The spring menu featured grilled bavette with nutty, wine-colored eggplant mousse; in summer, that entrée became tea-spiced duck breast with blackberry aigre-doux. For dessert, executive pastry chef Salvatore Martone presents a theatrical showstopper of yuzu mousse and blackberry compote with a puff pastry butterfly. Dishes rarely look and taste this unforgettable. Completing the experience is Le Jardinier’s spotless service, from charming sommeliers showcasing superbly balanced French reds to a roulette of servers checking tables and making small talk in sharp, perfectly tailored suits. Whether or not Houston needs outside plaudits is a question for another day. Either way, Le Jardinier is going to get them.
Uptown | turnershouston.com

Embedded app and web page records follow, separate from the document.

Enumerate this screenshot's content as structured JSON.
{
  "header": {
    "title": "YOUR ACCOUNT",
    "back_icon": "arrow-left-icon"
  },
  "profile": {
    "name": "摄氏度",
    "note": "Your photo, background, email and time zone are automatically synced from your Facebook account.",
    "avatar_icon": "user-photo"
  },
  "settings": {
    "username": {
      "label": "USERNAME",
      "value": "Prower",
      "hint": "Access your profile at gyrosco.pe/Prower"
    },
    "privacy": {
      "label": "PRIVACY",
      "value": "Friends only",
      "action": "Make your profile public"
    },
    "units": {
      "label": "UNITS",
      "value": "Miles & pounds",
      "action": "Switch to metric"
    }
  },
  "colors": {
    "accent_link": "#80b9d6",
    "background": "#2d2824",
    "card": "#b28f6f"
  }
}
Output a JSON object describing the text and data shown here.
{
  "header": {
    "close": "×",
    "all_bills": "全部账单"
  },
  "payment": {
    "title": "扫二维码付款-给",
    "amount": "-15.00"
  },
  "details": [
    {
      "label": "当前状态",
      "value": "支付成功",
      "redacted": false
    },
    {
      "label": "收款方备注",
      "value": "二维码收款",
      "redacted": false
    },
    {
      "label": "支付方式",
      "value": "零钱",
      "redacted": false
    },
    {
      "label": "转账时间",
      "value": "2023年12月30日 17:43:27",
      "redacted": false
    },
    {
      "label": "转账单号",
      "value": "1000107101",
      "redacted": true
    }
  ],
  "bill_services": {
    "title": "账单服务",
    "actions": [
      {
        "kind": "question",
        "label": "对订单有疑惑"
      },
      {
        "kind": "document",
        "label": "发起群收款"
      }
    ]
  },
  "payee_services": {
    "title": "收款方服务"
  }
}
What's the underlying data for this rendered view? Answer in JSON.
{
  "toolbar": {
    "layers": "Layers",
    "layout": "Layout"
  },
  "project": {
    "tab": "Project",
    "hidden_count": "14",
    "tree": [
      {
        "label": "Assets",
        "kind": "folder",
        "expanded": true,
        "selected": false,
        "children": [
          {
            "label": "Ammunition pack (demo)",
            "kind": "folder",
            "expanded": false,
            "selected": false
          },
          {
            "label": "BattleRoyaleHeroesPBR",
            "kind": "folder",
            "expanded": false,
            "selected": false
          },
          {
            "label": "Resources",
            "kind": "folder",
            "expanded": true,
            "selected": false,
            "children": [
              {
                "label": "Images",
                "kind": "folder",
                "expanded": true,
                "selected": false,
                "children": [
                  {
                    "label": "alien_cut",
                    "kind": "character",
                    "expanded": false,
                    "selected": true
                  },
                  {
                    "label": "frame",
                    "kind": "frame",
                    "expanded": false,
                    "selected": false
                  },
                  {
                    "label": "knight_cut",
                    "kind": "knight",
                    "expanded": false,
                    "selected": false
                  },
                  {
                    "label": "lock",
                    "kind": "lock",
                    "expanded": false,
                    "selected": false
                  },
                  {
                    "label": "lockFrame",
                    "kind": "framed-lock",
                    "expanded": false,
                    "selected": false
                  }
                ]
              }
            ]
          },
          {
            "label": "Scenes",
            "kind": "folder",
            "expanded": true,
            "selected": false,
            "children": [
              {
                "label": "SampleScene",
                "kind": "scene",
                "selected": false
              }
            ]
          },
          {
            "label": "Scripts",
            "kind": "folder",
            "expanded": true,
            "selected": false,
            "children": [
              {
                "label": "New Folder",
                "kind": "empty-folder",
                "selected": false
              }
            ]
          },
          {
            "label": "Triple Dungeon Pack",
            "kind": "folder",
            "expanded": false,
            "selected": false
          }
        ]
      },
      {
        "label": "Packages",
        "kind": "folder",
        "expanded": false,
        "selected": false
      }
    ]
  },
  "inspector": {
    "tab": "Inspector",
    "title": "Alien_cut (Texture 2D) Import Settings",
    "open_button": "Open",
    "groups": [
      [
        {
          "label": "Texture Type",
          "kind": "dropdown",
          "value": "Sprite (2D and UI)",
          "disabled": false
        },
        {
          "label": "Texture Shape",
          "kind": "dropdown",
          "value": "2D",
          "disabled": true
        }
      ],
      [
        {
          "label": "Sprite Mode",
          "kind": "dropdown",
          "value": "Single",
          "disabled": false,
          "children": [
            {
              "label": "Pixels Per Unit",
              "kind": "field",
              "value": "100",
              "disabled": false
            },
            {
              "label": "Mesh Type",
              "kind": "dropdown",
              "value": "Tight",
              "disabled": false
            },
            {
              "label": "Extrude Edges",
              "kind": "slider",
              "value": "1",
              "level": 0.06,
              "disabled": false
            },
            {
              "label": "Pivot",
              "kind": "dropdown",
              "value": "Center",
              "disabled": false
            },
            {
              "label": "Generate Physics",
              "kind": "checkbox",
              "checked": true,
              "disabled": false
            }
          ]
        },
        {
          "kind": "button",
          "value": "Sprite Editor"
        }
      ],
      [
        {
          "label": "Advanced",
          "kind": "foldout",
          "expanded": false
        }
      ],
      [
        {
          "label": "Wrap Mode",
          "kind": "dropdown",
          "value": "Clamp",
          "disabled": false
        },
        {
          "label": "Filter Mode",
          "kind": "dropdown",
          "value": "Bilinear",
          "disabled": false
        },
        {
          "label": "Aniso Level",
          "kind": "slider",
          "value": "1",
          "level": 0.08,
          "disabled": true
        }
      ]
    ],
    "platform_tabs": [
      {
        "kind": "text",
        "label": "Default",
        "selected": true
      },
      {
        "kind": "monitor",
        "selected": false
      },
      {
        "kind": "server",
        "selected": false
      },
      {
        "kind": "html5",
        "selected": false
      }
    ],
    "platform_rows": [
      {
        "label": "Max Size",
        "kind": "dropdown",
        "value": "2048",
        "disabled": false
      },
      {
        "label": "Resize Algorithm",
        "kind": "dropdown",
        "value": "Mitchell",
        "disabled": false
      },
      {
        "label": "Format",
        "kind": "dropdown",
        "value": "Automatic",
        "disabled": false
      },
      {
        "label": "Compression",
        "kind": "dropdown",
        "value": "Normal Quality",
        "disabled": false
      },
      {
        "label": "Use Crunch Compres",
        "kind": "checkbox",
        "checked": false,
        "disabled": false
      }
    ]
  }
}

Everything Benjamin Berg opens has some of his native New York in it, but Turner’s, a lower-level, dimly lit supper-club-style hangout with big-ticket dishes and super-cozy service, is so much big money and Manhattan that it’s only missing the New York Stock Exchange bell. Instead, courtesy legendary chef Robert Del Grande, there’s 22-ounce wagyu ribeye and tartare, lobster salad and branzino over white beans with pine nut pesto. There’s caviar and crab legs, lobster cocktail, and wedge salad that’s finished with a server slicing a slab of bacon tableside for the topper.
There’s also hot dog service and an open-faced ham and swiss, a reuben salad and housemade potato chips. Pair them with a $1,350 bottle of Champagne Salon, if you dare. The food and drinks seem to bellow from atop the Empire State Building they’re so boisterous.
And yet Turner’s is comfortable as a spring day in Central Park. Slip into a monstrous banquette as a piano player sets the mood. Around you are tons of photographs of the Big Apple and of a lot of things that happened in 1978. That’s the year Berg was born. Turner’s is the restaurant this owner and operator has wanted to open. It’s as big as his personality and serves as a triumph to his Rockefellerian approach to hospitality.